Zylkene is a supplement that’s helpful for moderate anxiety. Preempt the heebie jeebies by mixing it in your dog’s or cat’s food starting a couple of days ahead of the big wingding. For longer periods, like the Christmas to New Year’s marathon, pets can take Zylkene every day until you’ve boxed up the mistletoe-which, by the way, is toxic if eaten. A fast acting antianxiety gel called Sileo can be given between your dog’s lip and gum before particularly raucous events.  Your veterinarian can prescribe Zylkene and Sileo.

Don’t let your dog raid the Thanksgiving feast of roast beast. Surreptitious snacking on chocolate, grapes, onions, garlic, and raisins should be avoided. If your pets have consumed these delicacies forget watchful waiting for vomiting, lethargy, or seizures.
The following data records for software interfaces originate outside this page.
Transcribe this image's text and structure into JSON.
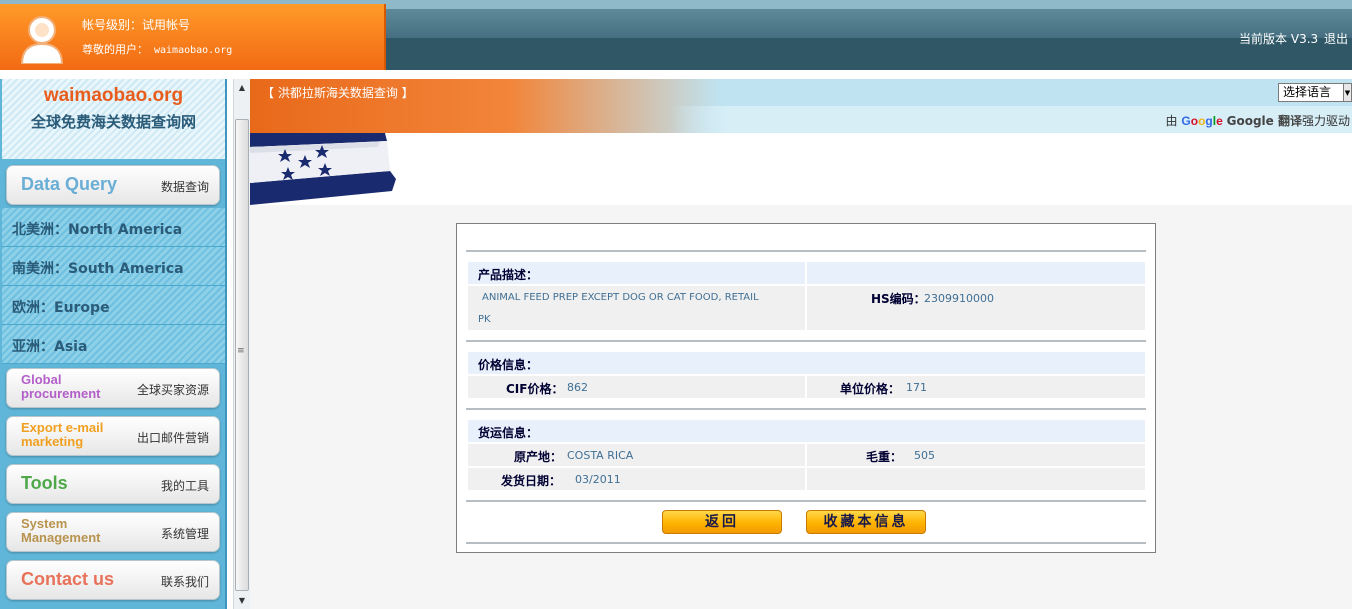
{
  "header": {
    "account_level": "帐号级别：试用帐号",
    "user_label": "尊敬的用户：",
    "username": "waimaobao.org",
    "version": "当前版本 V3.3",
    "logout": "退出"
  },
  "sidebar": {
    "logo_domain": "waimaobao.org",
    "logo_slogan": "全球免费海关数据查询网",
    "data_query": {
      "en": "Data Query",
      "cn": "数据查询",
      "color": "#6aaed6"
    },
    "regions": [
      "北美洲：North America",
      "南美洲：South America",
      "欧洲：Europe",
      "亚洲：Asia"
    ],
    "global_procurement": {
      "en1": "Global",
      "en2": "procurement",
      "cn": "全球买家资源",
      "color": "#b35fc9"
    },
    "export_email": {
      "en1": "Export e-mail",
      "en2": "marketing",
      "cn": "出口邮件营销",
      "color": "#f0a020"
    },
    "tools": {
      "en": "Tools",
      "cn": "我的工具",
      "color": "#4fa84a"
    },
    "system": {
      "en1": "System",
      "en2": "Management",
      "cn": "系统管理",
      "color": "#b8934e"
    },
    "contact": {
      "en": "Contact us",
      "cn": "联系我们",
      "color": "#e8725a"
    }
  },
  "content": {
    "banner_title": "【 洪都拉斯海关数据查询 】",
    "language_select": "选择语言",
    "translate_prefix": "由",
    "google_letters": [
      "G",
      "o",
      "o",
      "g",
      "l",
      "e"
    ],
    "translate_brand": "Google 翻译",
    "translate_suffix": "强力驱动"
  },
  "detail": {
    "product_section": "产品描述：",
    "product_desc": "ANIMAL FEED PREP EXCEPT DOG OR CAT FOOD, RETAIL",
    "product_desc2": "PK",
    "hs_label": "HS编码：",
    "hs_value": "2309910000",
    "price_section": "价格信息：",
    "cif_label": "CIF价格：",
    "cif_value": "862",
    "unit_label": "单位价格：",
    "unit_value": "171",
    "shipping_section": "货运信息：",
    "origin_label": "原产地：",
    "origin_value": "COSTA RICA",
    "weight_label": "毛重：",
    "weight_value": "505",
    "date_label": "发货日期：",
    "date_value": "03/2011",
    "back_button": "返回",
    "save_button": "收藏本信息"
  }
}
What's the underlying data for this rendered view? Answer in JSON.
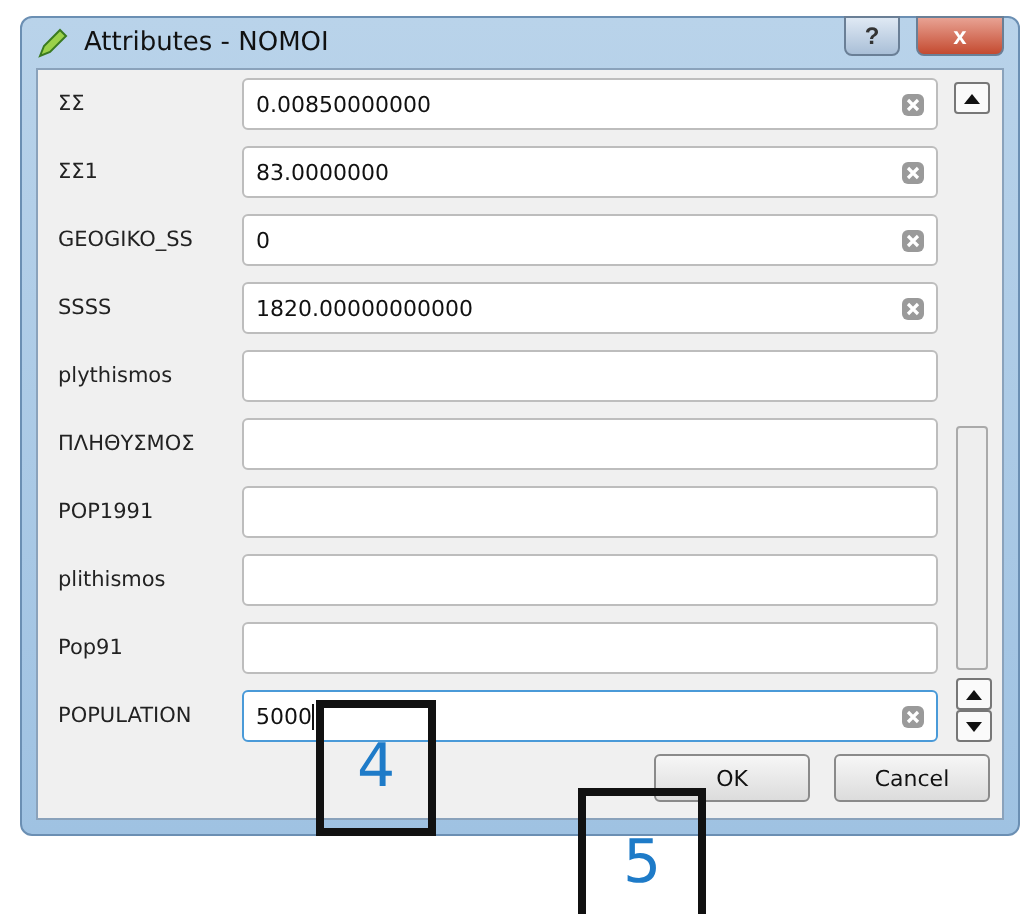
{
  "window": {
    "title": "Attributes - NOMOI",
    "help_button": "?",
    "close_button": "x"
  },
  "fields": [
    {
      "label": "ΣΣ",
      "value": "0.00850000000",
      "focused": false
    },
    {
      "label": "ΣΣ1",
      "value": "83.0000000",
      "focused": false
    },
    {
      "label": "GEOGIKO_SS",
      "value": "0",
      "focused": false
    },
    {
      "label": "SSSS",
      "value": "1820.00000000000",
      "focused": false
    },
    {
      "label": "plythismos",
      "focused": false
    },
    {
      "label": "ΠΛΗΘΥΣΜΟΣ",
      "focused": false
    },
    {
      "label": "POP1991",
      "focused": false
    },
    {
      "label": "plithismos",
      "focused": false
    },
    {
      "label": "Pop91",
      "focused": false
    },
    {
      "label": "POPULATION",
      "value": "5000",
      "focused": true
    }
  ],
  "buttons": [
    "OK",
    "Cancel"
  ],
  "callouts": [
    {
      "label": "4"
    },
    {
      "label": "5"
    }
  ]
}
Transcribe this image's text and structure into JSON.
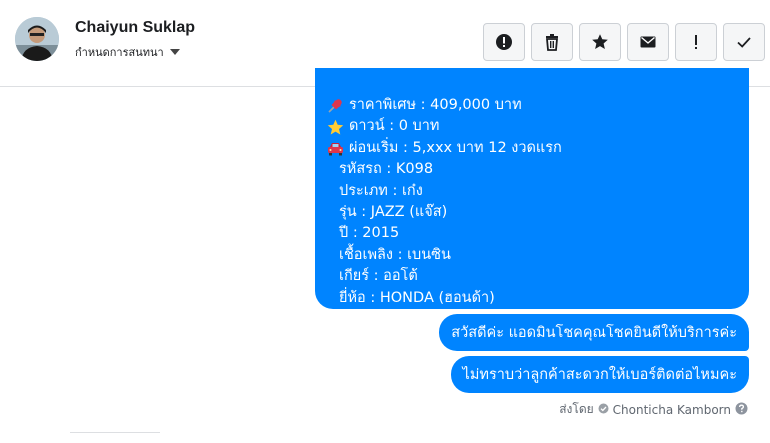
{
  "contact": {
    "name": "Chaiyun Suklap",
    "label_action": "กำหนดการสนทนา"
  },
  "actions": [
    {
      "icon": "alert-circle-icon"
    },
    {
      "icon": "trash-icon"
    },
    {
      "icon": "star-icon"
    },
    {
      "icon": "envelope-icon"
    },
    {
      "icon": "exclamation-icon"
    },
    {
      "icon": "check-icon"
    }
  ],
  "message_main": {
    "lines": [
      {
        "icon": "pushpin-icon",
        "text": "ราคาพิเศษ : 409,000 บาท"
      },
      {
        "icon": "star-emoji-icon",
        "text": "ดาวน์ : 0 บาท"
      },
      {
        "icon": "car-icon",
        "text": "ผ่อนเริ่ม : 5,xxx บาท 12 งวดแรก"
      },
      {
        "text": "รหัสรถ : K098"
      },
      {
        "text": "ประเภท : เก๋ง"
      },
      {
        "text": "รุ่น : JAZZ (แจ๊ส)"
      },
      {
        "text": "ปี : 2015"
      },
      {
        "text": "เชื้อเพลิง : เบนซิน"
      },
      {
        "text": "เกียร์ : ออโต้"
      },
      {
        "text": "ยี่ห้อ : HONDA (ฮอนด้า)"
      }
    ]
  },
  "message_2": "สวัสดีค่ะ แอดมินโชคคุณโชคยินดีให้บริการค่ะ",
  "message_3": "ไม่ทราบว่าลูกค้าสะดวกให้เบอร์ติดต่อไหมคะ",
  "sent_by": {
    "prefix": "ส่งโดย",
    "name": "Chonticha Kamborn"
  },
  "colors": {
    "bubble": "#0084ff",
    "border": "#dddfe2"
  }
}
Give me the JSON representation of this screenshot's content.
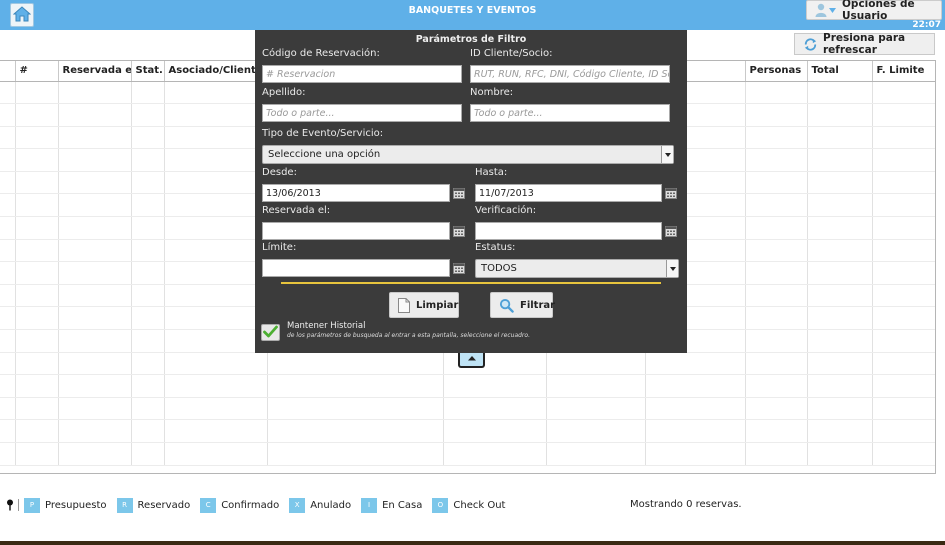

If in doubt have a suspicious pet examined. The emergency hospital can derail a poisoning before it reaches a crisis.

Drinks with alcohol can be dangerous, especially for smaller pets. And those cannabis brownies and gummies? Whatever one’s personal choices, there is a responsibility to avoid inflicting intense fear on unsuspecting creatures. Keep mood altering substances beyond the reach of children and pets. Finally, if you take Effexor for depression I know you’ll feel better during the holidays but screw the cap on tight. Curious cats may dump the bottle and binge. Seriously. Have a safe holiday and remember Murphy’s Law.

 

Each week Dr. Jeff Nichol makes a short video or podcast to help bring out the best in pets. Sign up at no charge at drjeffnichol.com. Dr. Nichol treats behavior disorders at the Veterinary Emergency & Specialty Centers in Albuquerque and Santa Fe (505-792-5131). You can post pet behavioral or physical questions at facebook.com/drjeffnichol or by US Post to 4000 Montgomery Blvd. NE, Albuq, NM 87109.